Some of the steps will likely require you to exit the page. Bookmark it for later reference.
To remove parasite, you may have to meddle with system files and registries. Making a mistake and deleting the wrong thing may damage your system.
Avoid this by using SpyHunter - a professional Parasite removal tool.
- Do not skip this – Csync.php may have hidden some of its files.
Hold together the Start Key and R. Type appwiz.cpl –> OK.
You are now in the Control Panel. Look for suspicious entries. Uninstall it/them.
Type msconfig in the search field and hit enter. A window will pop-up:
Startup —> Uncheck entries that have “Unknown” as Manufacturer or otherwise look suspicious.
Hold the Start Key and R – copy + paste the following and click OK:
A new file will open. If you are hacked, there will be a bunch of other IPs connected to you at the bottom. Look at the image below:
If there are suspicious IPs below “Localhost” – write to us in the comments.
Open the start menu and search for Network Connections (On Windows 10 you just write it after clicking the Windows button), press enter.
- Right-click on the Network Adapter you are using —> Properties —> Internet Protocol Version 4 (ICP/IP), click Properties.

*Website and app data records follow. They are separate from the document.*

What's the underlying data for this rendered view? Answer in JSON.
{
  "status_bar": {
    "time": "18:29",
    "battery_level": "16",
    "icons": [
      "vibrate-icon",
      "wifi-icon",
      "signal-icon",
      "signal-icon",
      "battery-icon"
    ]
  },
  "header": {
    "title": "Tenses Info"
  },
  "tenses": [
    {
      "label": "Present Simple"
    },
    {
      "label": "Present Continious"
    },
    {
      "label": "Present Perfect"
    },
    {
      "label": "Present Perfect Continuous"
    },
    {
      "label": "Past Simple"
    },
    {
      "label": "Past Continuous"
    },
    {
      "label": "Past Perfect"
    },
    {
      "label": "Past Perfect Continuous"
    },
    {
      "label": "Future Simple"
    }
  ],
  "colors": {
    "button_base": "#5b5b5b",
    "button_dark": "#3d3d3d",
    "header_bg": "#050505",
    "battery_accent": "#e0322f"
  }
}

- The DNS line should be set to Obtain DNS server automatically. If it is not, set it yourself.
- Click on Advanced —> the DNS tab. Remove everything here (if there is something) —> OK.
Right click on the browser’s shortcut —> Properties.
NOTE: We are showing Google Chrome, but you can do this for Firefox and IE (or Edge).
Properties —–> Shortcut. In Target, remove everything after .exe.
Remove Csync.php from Internet Explorer:
Open IE, click —–> Manage Add-ons.
Find the threat —> Disable. Go to —–> Internet Options —> change the URL to whatever you use (if hijacked) —> Apply.
Remove Csync.php from Firefox:
Open Firefox, click ——-> Add-ons —-> Extensions.
Find the adware/malware —> Remove.
Remove Csync.php from Chrome:
Close Chrome. Navigate to:
C:/Users/!!!!USER NAME!!!!/AppData/Local/Google/Chrome/User Data. There is a Folder called “Default” inside:
Rename it to Backup Default. Restart Chrome.
- At this point the threat is gone from Chrome, but complete the entire guide or it may reappear on a system reboot.
Press CTRL + SHIFT + ESC simultaneously. Go to the Processes Tab. Try to determine which ones are dangerous. Google them or ask us in the comments.
WARNING! READ CAREFULLY BEFORE PROCEEDING!
This is the most important and difficult part. If you delete the wrong file, it may damage your system irreversibly. If you can not do this,
>> Download SpyHunter - a professional parasite scanner and remover.
Right click on each of the problematic processes separately and select Open File Location. End the process after you open the folder, then delete the directories you were sent to.
Type Regedit in the windows search field and press Enter.
Inside, press CTRL and F together and type the threat’s Name. Right click and delete any entries you find with a similar name. If they don’t show this way, go manually to these directories and delete/uninstall them:
- HKEY_CURRENT_USER—-Software—–Random Directory. It could be any one of them – ask us if you can’t discern which ones are malicious.
HKEY_CURRENT_USER—-Software—Microsoft—Internet Explorer—-Main—- Random
Remember to leave us a comment if you run into any trouble!